Items listed in a dataset:

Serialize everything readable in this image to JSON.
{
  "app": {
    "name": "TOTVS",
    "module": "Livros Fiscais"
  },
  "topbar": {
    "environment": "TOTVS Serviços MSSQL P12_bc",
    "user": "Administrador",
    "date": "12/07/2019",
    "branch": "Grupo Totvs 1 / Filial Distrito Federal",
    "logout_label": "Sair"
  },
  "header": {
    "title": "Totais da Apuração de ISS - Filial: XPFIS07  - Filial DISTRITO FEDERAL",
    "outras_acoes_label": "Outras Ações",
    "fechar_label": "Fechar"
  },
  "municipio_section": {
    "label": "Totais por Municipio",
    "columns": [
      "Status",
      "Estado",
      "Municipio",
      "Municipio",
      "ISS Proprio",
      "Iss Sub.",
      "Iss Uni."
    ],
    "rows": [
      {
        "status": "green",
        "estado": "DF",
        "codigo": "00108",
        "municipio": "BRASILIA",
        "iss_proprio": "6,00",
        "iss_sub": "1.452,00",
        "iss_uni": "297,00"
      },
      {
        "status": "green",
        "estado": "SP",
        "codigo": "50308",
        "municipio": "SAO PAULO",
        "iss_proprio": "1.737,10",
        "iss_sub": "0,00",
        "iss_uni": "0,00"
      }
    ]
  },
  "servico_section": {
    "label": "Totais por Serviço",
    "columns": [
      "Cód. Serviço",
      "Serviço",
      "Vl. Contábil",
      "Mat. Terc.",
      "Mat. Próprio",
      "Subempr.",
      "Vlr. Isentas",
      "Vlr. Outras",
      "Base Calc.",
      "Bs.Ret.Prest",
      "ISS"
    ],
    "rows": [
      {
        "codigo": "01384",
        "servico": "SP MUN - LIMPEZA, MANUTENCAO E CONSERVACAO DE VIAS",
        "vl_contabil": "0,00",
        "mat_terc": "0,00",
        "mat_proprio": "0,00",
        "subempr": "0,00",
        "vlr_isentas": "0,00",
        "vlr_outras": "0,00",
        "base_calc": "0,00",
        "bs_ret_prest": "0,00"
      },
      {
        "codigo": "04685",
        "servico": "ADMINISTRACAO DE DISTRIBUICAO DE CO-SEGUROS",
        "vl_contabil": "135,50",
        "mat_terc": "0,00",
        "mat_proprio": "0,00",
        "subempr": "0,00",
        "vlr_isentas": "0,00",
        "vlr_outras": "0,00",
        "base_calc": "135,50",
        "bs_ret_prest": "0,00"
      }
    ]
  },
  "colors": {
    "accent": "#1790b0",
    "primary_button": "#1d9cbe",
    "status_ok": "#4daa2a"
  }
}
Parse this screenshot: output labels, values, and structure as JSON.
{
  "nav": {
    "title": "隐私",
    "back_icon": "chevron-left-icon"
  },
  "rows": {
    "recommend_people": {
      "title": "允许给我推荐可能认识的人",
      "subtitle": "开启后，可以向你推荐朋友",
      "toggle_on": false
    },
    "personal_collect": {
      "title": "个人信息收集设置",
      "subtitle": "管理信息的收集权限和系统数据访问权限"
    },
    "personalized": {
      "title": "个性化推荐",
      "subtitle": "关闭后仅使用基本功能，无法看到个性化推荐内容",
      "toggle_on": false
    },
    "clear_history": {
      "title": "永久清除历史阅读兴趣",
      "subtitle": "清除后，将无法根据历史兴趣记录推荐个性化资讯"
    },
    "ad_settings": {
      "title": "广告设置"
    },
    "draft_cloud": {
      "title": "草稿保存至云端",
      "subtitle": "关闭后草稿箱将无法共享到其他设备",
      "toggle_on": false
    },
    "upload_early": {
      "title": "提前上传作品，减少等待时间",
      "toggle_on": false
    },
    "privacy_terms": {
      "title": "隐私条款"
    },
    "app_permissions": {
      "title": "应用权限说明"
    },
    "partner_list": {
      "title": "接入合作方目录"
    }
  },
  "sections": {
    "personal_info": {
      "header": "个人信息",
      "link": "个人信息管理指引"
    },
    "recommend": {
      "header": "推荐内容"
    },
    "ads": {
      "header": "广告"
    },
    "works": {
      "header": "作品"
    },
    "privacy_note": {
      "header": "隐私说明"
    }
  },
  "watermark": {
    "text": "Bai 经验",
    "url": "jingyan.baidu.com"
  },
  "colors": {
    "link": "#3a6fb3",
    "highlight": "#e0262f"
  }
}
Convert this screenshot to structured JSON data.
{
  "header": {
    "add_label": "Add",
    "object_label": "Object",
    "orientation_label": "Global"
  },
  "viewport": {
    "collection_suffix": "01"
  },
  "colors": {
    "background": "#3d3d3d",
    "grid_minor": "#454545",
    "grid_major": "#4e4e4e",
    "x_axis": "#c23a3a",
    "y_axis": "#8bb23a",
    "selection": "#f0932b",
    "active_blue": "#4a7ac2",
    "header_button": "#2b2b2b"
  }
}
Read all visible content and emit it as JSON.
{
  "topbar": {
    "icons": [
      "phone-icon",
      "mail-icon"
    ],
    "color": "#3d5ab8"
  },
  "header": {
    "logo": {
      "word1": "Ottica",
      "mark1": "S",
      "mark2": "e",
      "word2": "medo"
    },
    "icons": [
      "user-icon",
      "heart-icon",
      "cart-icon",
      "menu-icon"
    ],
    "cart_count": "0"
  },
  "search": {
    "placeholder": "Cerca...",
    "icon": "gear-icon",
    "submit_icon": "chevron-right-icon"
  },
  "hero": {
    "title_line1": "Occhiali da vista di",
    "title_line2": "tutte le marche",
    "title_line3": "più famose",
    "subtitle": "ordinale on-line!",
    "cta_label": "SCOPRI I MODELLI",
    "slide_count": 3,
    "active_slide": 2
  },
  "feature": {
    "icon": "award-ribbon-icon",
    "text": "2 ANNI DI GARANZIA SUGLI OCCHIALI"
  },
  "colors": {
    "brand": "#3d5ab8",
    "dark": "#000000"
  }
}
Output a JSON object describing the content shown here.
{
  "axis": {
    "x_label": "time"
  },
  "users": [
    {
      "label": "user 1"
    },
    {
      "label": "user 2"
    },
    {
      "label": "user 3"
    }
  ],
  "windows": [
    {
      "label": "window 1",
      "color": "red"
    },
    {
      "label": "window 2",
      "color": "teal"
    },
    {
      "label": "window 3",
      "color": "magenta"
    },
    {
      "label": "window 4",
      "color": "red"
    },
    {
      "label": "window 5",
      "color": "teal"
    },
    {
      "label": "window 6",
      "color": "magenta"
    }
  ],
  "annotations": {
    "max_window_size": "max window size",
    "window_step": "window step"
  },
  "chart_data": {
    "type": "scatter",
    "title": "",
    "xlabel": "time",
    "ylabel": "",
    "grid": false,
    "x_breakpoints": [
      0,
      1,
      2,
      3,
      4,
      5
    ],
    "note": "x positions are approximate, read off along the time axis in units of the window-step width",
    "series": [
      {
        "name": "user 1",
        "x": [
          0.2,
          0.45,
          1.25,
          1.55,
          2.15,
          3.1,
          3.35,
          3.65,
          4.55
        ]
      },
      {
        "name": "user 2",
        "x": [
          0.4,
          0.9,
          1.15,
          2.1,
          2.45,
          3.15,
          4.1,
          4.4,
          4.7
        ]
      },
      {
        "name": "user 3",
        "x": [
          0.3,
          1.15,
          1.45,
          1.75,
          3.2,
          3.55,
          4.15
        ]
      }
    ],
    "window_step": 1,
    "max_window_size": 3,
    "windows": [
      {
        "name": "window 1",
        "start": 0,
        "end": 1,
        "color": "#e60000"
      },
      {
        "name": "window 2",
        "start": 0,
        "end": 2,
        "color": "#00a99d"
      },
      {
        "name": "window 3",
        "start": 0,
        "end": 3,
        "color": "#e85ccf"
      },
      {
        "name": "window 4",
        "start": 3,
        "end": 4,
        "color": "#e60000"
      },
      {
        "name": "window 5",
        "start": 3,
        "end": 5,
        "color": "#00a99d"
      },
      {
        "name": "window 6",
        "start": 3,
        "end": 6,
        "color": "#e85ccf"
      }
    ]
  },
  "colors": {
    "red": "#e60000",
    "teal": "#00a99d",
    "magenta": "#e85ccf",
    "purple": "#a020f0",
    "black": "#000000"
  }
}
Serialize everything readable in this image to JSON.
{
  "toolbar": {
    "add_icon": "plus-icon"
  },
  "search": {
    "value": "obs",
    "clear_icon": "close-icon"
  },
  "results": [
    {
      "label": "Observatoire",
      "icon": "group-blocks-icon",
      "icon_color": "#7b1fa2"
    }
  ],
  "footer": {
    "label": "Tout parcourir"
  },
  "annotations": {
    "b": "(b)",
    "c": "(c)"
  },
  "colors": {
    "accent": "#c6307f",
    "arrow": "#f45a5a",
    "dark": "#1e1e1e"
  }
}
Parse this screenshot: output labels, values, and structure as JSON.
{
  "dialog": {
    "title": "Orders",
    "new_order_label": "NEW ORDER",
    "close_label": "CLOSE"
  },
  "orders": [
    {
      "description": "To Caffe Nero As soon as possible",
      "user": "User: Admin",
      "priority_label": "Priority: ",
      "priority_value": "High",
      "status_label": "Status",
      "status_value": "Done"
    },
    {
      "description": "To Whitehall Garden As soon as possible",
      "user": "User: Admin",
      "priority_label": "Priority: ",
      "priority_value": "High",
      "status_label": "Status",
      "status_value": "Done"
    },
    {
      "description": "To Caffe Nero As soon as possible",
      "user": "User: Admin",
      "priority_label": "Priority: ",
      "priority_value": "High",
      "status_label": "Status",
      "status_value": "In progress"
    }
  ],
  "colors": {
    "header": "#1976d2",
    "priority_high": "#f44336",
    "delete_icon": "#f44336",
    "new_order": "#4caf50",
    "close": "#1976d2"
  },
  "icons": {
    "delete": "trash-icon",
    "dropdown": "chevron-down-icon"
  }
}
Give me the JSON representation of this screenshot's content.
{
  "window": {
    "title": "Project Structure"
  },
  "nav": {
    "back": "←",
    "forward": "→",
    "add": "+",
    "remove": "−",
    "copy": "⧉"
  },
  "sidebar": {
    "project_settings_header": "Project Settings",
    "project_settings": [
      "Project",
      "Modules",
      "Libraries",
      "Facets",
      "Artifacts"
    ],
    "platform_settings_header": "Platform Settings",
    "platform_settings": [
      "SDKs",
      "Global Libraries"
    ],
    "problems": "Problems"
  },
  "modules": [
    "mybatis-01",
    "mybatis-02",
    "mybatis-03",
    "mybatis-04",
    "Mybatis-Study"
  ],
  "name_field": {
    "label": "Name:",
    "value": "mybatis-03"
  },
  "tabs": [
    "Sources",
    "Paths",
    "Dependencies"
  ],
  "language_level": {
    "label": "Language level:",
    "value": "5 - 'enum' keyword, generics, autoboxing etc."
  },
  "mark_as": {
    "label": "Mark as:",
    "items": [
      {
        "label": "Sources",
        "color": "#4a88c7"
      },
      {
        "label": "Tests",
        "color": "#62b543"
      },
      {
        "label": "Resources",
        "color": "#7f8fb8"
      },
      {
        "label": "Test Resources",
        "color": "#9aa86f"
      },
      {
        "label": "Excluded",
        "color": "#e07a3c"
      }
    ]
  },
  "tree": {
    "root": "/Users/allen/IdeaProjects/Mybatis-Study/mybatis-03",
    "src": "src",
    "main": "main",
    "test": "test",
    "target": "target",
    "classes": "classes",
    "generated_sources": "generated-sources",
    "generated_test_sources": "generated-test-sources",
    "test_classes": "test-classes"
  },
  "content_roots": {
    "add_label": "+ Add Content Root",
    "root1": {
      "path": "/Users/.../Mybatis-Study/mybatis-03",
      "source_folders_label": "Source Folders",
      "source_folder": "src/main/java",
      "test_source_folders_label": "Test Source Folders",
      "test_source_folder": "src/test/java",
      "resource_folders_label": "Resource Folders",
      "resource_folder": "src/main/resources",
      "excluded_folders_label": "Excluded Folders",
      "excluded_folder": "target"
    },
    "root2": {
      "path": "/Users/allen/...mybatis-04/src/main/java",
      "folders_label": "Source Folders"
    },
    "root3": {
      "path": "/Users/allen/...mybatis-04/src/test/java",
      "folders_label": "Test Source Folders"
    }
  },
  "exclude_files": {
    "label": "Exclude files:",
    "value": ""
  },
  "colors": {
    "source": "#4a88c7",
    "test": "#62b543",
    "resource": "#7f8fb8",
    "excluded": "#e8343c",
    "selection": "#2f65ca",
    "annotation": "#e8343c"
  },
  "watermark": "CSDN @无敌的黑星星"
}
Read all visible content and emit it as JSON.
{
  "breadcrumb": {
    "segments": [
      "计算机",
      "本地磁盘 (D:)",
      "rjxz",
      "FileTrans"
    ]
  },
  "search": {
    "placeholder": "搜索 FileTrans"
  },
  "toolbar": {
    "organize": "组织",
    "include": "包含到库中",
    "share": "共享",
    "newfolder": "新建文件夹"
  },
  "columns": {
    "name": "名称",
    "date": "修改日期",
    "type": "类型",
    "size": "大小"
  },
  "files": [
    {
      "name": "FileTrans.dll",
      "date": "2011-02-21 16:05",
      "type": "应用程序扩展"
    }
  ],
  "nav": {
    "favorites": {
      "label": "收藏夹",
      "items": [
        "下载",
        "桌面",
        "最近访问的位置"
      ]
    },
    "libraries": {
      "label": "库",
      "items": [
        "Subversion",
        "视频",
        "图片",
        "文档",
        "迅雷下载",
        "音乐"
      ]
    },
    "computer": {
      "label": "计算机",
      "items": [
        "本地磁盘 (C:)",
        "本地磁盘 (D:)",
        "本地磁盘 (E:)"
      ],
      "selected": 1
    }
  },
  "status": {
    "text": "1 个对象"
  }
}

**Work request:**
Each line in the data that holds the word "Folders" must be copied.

**Answer to this task:**
      "source_folders_label": "Source Folders",
      "test_source_folders_label": "Test Source Folders",
      "resource_folders_label": "Resource Folders",
      "excluded_folders_label": "Excluded Folders",
      "folders_label": "Source Folders"
      "folders_label": "Test Source Folders"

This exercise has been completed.